Background and context

Hepatitis B serology testing and hepatitis B virus (HBV) DNA testing is important to identify people living with chronic hepatitis B and to provide best quality healthcare. This document recommends testing pathways for hepatitis B. It provides a clear guide for testing that can be accessed by health professionals as well as links to further information for people with hepatitis B.

The prevalence of hepatitis B infection in Australia

HBV infection is a major global public health threat with over 250 million people living with chronic infection.1 In 2017, it was estimated that 221,420 people, or 1% of the population in Australia were living with HBV infection.2 Late diagnosis of hepatitis B is a missed opportunity for preventing liver cirrhosis, liver cancer and death from liver failure. Liver cancer is the fastest increasing cause of cancer death in Australia.3

The majority of hepatitis B infections in Australia are chronic (having persisted for more than 6 months duration) and occur in people born in countries of intermediate and high prevalence who contracted the infection at birth or during early childhood. Over 60% of people in Australia with hepatitis B are from two priority populations:

  • adults and children from culturally and linguistically diverse (CALD) backgrounds, particularly people born in countries of intermediate and high HBV prevalence, including all indigenous peoples from overseas countries (see Priority populations for HBV testing)
  • Aboriginal and Torres Strait Islander people.
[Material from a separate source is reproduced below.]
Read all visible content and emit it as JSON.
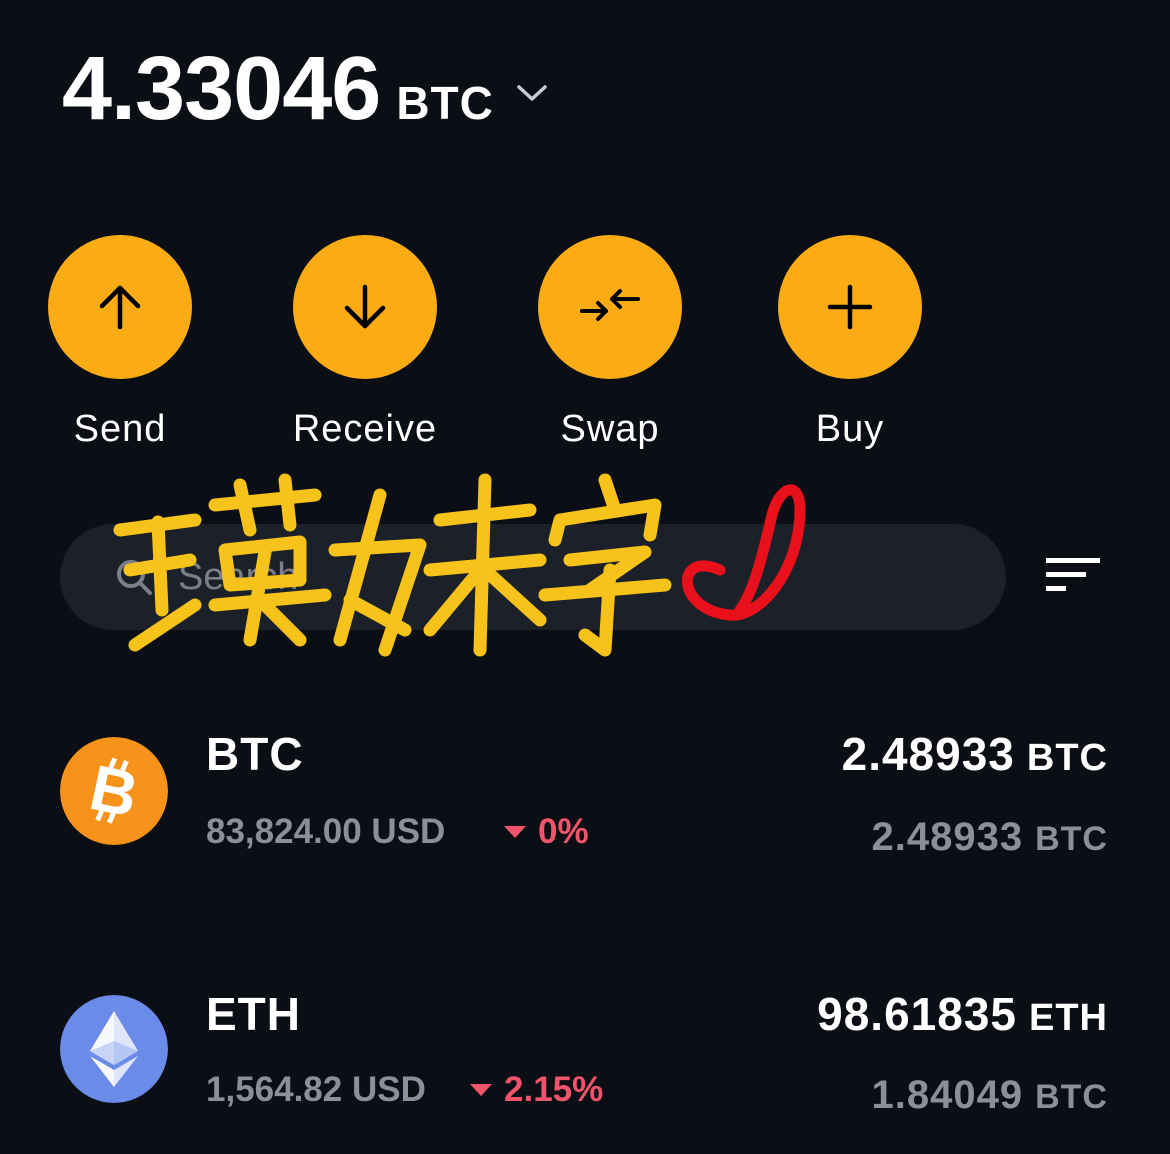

Other priority populations for testing include anyone at risk of blood borne infection including people who are HIV positive, men who have sex with men, sex workers, people who inject drugs and people who have been incarcerated (see Indications for HBV testing).

In recognition of the global public health impact of hepatitis B, the World Health Organization (WHO) has set clear hepatitis B elimination targets of a 90% reduction in new infections and a 65% reduction in hepatitis B-related mortality WHO recommends achieving these targets with ambitious goals of diagnosing 90% persons living with hepatitis B, linking 80% to care and treating 80% of those eligible by 2030. The Third National Hepatitis B strategy sits within this global context and sets short-term targets of 80% of people living with hepatitis B diagnosed, 50% of those diagnosed linked to care, and 20% on treatment to achieve a 30% reduction in mortality by 2022.4

Australia has implemented prevention interventions including promotion of standard precautions; blood donor screening; vaccination programs for adolescents and universal birth dose and infant vaccination in 2000 and these strategies have reduced incidence among Australian-born children and adolescents. With ongoing high coverage of infant hepatitis B programs in many countries, the prevalence of chronic hepatitis B in migrants to Australia will fall in coming decades.2

The importance of hepatitis B testing

Hepatitis B testing is essential to ensure people living with hepatitis B infection are diagnosed, adequately informed and counselled, effectively linked to care and treatment in a timely manner to avoid adverse health outcomes and prevent ongoing transmission.6 It is vital to ensure people at risk of exposure are vaccinated to prevent transmission. Appropriate testing indicates whether an individual has:

  • current hepatitis B infection (acute or chronic)
  • cleared the virus spontaneously (natural immunity)
  • immunity through previous hepatitis B vaccination.

Hepatitis B testing determines the severity and stage of infection, and these results direct decisions about whether antiviral therapy is indicated.5 Despite the public health and individual benefits of testing, it is estimated that around 30% of people with HBV infection in Australia remain undiagnosed.25